PROMPT: Show the lines below that contain the string "this".

MATERIAL PROVIDED:
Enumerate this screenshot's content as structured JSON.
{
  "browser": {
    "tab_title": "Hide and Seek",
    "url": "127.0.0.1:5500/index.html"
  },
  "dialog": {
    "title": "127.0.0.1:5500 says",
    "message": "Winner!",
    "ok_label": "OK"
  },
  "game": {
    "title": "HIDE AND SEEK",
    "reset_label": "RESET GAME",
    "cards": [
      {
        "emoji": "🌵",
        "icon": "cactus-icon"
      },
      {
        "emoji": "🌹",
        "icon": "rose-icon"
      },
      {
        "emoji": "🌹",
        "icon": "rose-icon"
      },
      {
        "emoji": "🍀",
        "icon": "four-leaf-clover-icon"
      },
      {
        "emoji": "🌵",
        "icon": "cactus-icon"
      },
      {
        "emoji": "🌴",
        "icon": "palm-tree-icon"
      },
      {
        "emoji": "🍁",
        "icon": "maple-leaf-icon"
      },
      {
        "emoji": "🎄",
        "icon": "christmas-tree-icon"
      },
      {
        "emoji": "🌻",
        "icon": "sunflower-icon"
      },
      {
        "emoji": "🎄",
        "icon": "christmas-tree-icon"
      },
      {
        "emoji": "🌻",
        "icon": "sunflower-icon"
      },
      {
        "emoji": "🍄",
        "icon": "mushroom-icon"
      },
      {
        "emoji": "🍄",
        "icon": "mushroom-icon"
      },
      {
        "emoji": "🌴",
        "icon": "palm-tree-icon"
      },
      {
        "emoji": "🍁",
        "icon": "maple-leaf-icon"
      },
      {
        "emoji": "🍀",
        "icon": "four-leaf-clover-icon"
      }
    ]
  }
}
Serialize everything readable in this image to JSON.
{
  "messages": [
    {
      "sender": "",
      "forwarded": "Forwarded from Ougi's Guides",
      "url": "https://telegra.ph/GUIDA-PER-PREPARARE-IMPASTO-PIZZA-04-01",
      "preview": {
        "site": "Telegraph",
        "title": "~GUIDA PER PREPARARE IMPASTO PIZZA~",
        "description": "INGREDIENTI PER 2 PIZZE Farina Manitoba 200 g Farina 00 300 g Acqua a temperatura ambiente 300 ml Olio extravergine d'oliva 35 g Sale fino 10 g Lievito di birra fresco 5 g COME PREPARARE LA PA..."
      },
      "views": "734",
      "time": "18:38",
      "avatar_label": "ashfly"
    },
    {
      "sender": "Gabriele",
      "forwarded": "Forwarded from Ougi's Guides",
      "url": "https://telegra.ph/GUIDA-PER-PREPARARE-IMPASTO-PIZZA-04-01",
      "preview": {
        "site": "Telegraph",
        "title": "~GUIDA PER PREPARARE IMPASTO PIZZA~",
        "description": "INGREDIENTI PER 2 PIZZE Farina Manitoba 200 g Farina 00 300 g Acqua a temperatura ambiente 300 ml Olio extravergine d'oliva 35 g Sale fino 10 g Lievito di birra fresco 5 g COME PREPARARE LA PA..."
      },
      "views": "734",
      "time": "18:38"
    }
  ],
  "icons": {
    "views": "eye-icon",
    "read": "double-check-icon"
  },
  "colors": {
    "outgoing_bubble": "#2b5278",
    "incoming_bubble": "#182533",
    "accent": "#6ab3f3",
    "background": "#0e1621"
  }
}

OUTPUT BELOW:
Enumerate this screenshot's content as structured JSON.
Serialize everything readable in this image to JSON.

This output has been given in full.